United’s eight-year wait for a league crown isn’t yet close to the three decades Liverpool endured prior to last term’s triumph. Solskjaer’s talents aren’t on a par with a club symbol like Sir Alex Ferguson—the last United boss to win the Premier League in 2013—but the profligacy of their immediate rivals mean management of that measure may not be required to break the duck.
Instead of Liverpool drawing level with their grand rivals on 20 top-flight titles, speculation has–albeit reluctantly and mired with doubt–turned to United possibly extending their lead once again as England’s most successful side. Sunday's tilt between the top two won't determine that outcome, but it will surely give us an indication as to which club should be favoured.
United's rise has failed to halt suggestions the club could be doing more under a different coach, one who, for example, might have advanced past the group stage of this season’s UEFA Champions League. It’s a fair point considering the standards United have come to expect in their 119 years, but one that overlooks the visible positives currently going in their favor.
Best of a Bad Bunch?
Just as the Premier League is considered by plenty of players as the ultimate battleground upon which they can test their abilities, the same can be assumed of those on the touchline.
With the addition of a fabled figure in Marcelo Bielsa, there’s grounds to argue this season has assembled the most impressive assortment of managerial talent in the division’s history. Household names like Pep Guardiola, Jose Mourinho, Jurgen Klopp and Carlo Ancelotti have each won Champions League titles (and much more) in the past decade or so, while Roy Hodgson, Brendan Rodgers and Ralph Hasenhuttl are revered as masterminds in their own domains.
Solskjaer is still working with training wheels in comparison to some among that order, but he’s also not the tactical toddler others would make him out to be.
This is a man, after all, whose managerial career started at Old Trafford in 2007—the year he retired from playing—as coach of United’s reserves, with whom he won trophies in each of his three full seasons in charge. He followed that act by delivering back-to-back Norwegian league titles at former club Molde in 2011-12, no small achievement considering the club had never previously won a first division trophy and finished 11th the season prior to his arrival.
Reference to these feats is relevant, not because Solskjaer is dwarfed by certain peers or that his record requires padding after a failed nine-month spell in charge of Cardiff City. They illustrate United’s elected chief (initially hired on caretaker terms) has displayed the title-winning traits for which fans yearn and wasn’t as fortunate to be gifted the role as some would make out. At least not to the same extent as Frank Lampard and Mikel Arteta, who are facing their own challenges at Chelsea and Arsenal, respectively, having been handed those coveted positions despite boasting a single season of previous senior managerial experience between them.

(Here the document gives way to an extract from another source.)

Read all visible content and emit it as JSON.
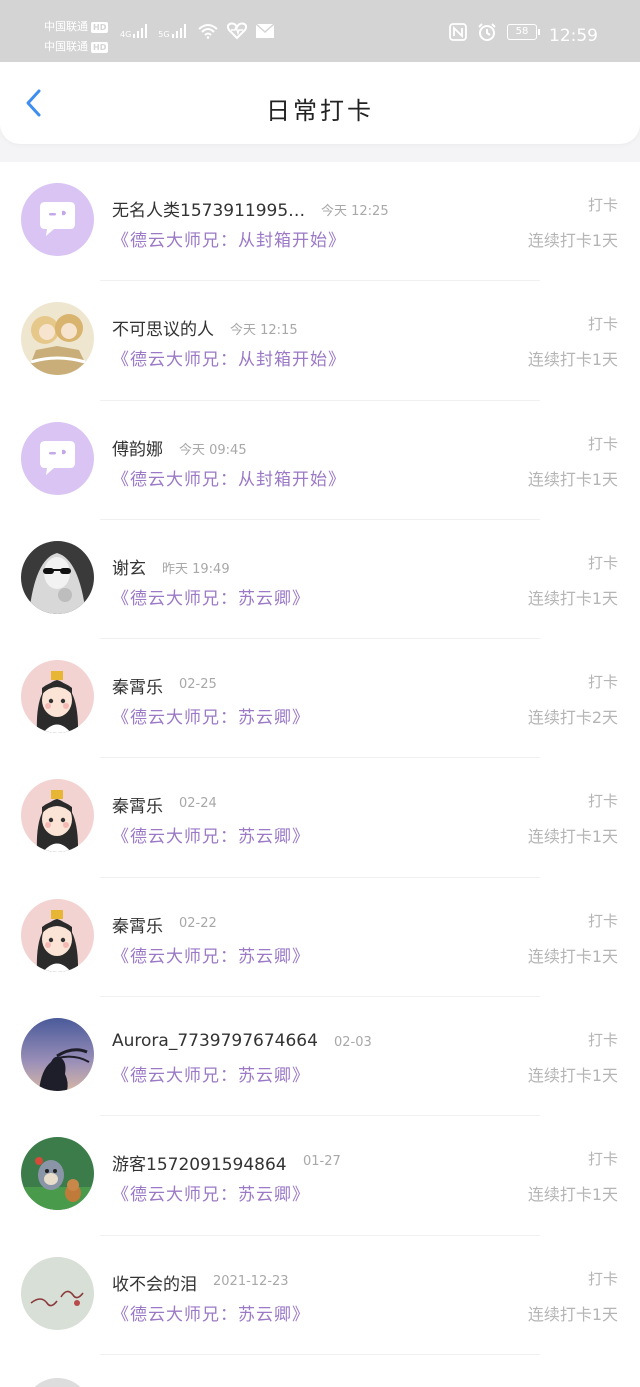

The counter-argument is that ‘The Baby-Faced Assassin’ has had two years to size up his targets and execute. His trophy-less record at Old Trafford thus far reads more “plain vanilla” than “contract killer,” but United’s Premier League leadership suggests Solskjaer is delivering the more consistent product required to end their longest wait for a major trophy since the late 1980s.

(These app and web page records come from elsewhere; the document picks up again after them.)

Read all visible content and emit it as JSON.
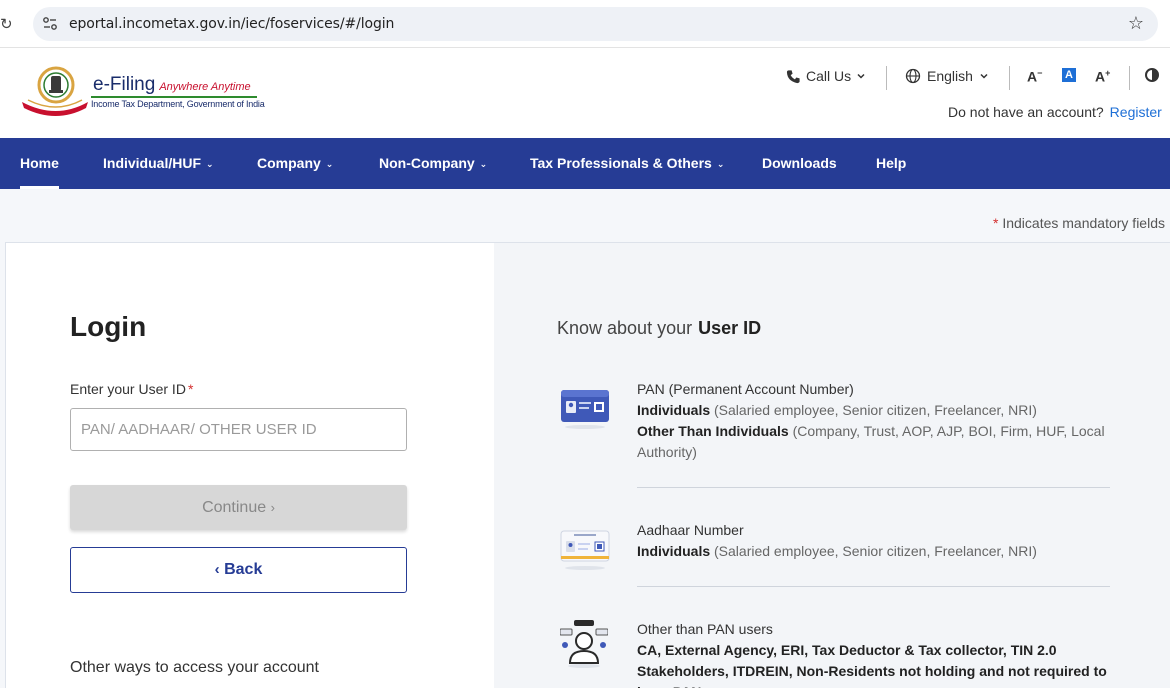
{
  "browser": {
    "url": "eportal.incometax.gov.in/iec/foservices/#/login",
    "reload_icon": "↻",
    "star_icon": "☆"
  },
  "header": {
    "logo_title": "e-Filing",
    "logo_tagline": "Anywhere Anytime",
    "logo_subtitle": "Income Tax Department, Government of India",
    "call_us": "Call Us",
    "language": "English",
    "font_decrease": "A",
    "font_normal": "A",
    "font_increase": "A",
    "account_prompt": "Do not have an account?",
    "register": "Register"
  },
  "nav": {
    "items": [
      {
        "label": "Home",
        "active": true
      },
      {
        "label": "Individual/HUF"
      },
      {
        "label": "Company"
      },
      {
        "label": "Non-Company"
      },
      {
        "label": "Tax Professionals & Others"
      },
      {
        "label": "Downloads"
      },
      {
        "label": "Help"
      }
    ]
  },
  "mandatory_note": "Indicates mandatory fields",
  "login": {
    "title": "Login",
    "userid_label": "Enter your User ID",
    "userid_placeholder": "PAN/ AADHAAR/ OTHER USER ID",
    "continue_label": "Continue",
    "back_label": "Back",
    "other_ways": "Other ways to access your account"
  },
  "know": {
    "title_prefix": "Know about your",
    "title_bold": "User ID",
    "pan": {
      "heading": "PAN (Permanent Account Number)",
      "ind_label": "Individuals",
      "ind_desc": "(Salaried employee, Senior citizen, Freelancer, NRI)",
      "other_label": "Other Than Individuals",
      "other_desc": "(Company, Trust, AOP, AJP, BOI, Firm, HUF, Local Authority)"
    },
    "aadhaar": {
      "heading": "Aadhaar Number",
      "ind_label": "Individuals",
      "ind_desc": "(Salaried employee, Senior citizen, Freelancer, NRI)"
    },
    "other": {
      "heading": "Other than PAN users",
      "desc": "CA, External Agency, ERI, Tax Deductor & Tax collector, TIN 2.0 Stakeholders, ITDREIN, Non-Residents not holding and not required to have PAN"
    }
  },
  "colors": {
    "nav_bg": "#263c95",
    "link": "#1e6fd6",
    "required": "#d32f2f"
  }
}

Of course, it helps his case that no overwhelming favorite has fired ahead in the first half of the season, as nemeses Liverpool and City have in the past two campaigns. Nevertheless, the incumbent deserves his praise for the marked improvement United have shown compared to this same point last season, with Mourinho the only manager of the post-Ferguson era who can rival the 36 points Solskjaer has accrued after 17 games this term:
The one, sizeable elephant in the room that could support this theory is the coronavirus pandemic, which has had a cascading effect the impact of which we might never fully understand. Clubs have been forced to adapt to new protocols with limited reaction time and strained resources, with some coming out better for it and others noticeably below-par.
Among the usual “top four” of the Premier League—a term that’s become increasingly open to interpretation—United are the most improved over the past year, while Liverpool’s slowed output is to be expected following such a dominant first half of the 2019-20 season, via data analyst Simon Gleave:
Solskjaer is still a work in progress regarding tactics, though any modest manager may well put themselves in the same bracket given the pace at which modern soccer forces one to adapt. But the point is more true of the Norwegian, whose substitution choices are at times critiqued for good reason, as his inability to earn the sole point required from their final two Champions League group games (against Paris Saint-Germain and RB Leipzig) underscored.
Thankfully for United, it’s the tools at the manager’s disposal that appear to show a more tangible improvement over time. Transfer funds are rarely scarce at Old Trafford, but rushed recruitment and poor planning around certain signings has seen other clubs benefit from their missteps too often in recent years (cut to Romelu Lukaku and Alexis Sanchez contributing to Inter Milan’s Serie A title push this season).
Most notable among their recent market successes is of course Bruno Fernandes, a name that’s become synonymous when any present-day United success is mentioned. The Portugal international—a $60 million recruit from Sporting CP in January 2020—enjoyed a meteoric first year in Manchester, becoming a favorite for both fans and his manager alike:
Fernandes, 26, has provided an impetus that gives fans hope not only in the present, but for years to come. The same can be said of 27-year-old captain Harry Maguire, who bulldozed past on and off-field distractions in 2020 to recapture the kind of form that earned him his $95 million transfer to the club in the first place:
It may seem like child’s play from the outside, but mashing so many talented professionals into a cohesive unit capable of fulfilling massive expectations is the challenge of a lifetime for Solskjaer.
And it’s not just the new faces contributing to the cause in a big way. Eric Bailly has retained the manager’s trust and is displaying his best United form to date thus far, while Luke Shaw looks determined to ensure summer signing Alex Telles doesn’t get a look-in on the left side of defense.
Solskjaer has even managed to mend Paul Pogba’s situation to the point where the Frenchman is not just a workable asset, but a born-again, integral part of the team, having gone 90 minutes in six of the club's last eight matches. It was his winner at Burnley that sent United to the top of the Premier League table for the first time this season, the kind of impact his employers would have hoped to see on a far more regular basis in recent years:
The manager’s handling of that dilemma, refusing to mimic predecessor Mourinho in publicly criticising his player, may save the club a small fortune in the short-term should the Frenchman exit this summer. Looking further ahead, it could even get a few more years of fealty out of World Cup-winner Pogba, who looks happier than ever to be part of a United team that looks more capable of winning games now as it has at any point in the past seven years.
It’s these kind of abstract improvements that can so often be overlooked when gauging success, the unforgiving guillotine upon which any manager is ultimately judged–as Slaven Bilic can attest. United have shown patience in their talisman-turned-tactician, who arrived in raw form but is gradually polishing his product to shine alongside a glittering garrison of managerial talent in England.
Easy as it would be to attribute United’s success so far this season to the underperformance of certain giants, the numbers tell the true tale: United are getting better the longer they work under a boss who has the squad’s trust.
Stability breeds success, after all, and on the back of the most chaotic year in living memory, United’s ship looks as steady as it has since Solskjaer’s former mentor was at the wheel. This Sunday will reveal if that stability means a Premier League trophy is a realistic hope this season.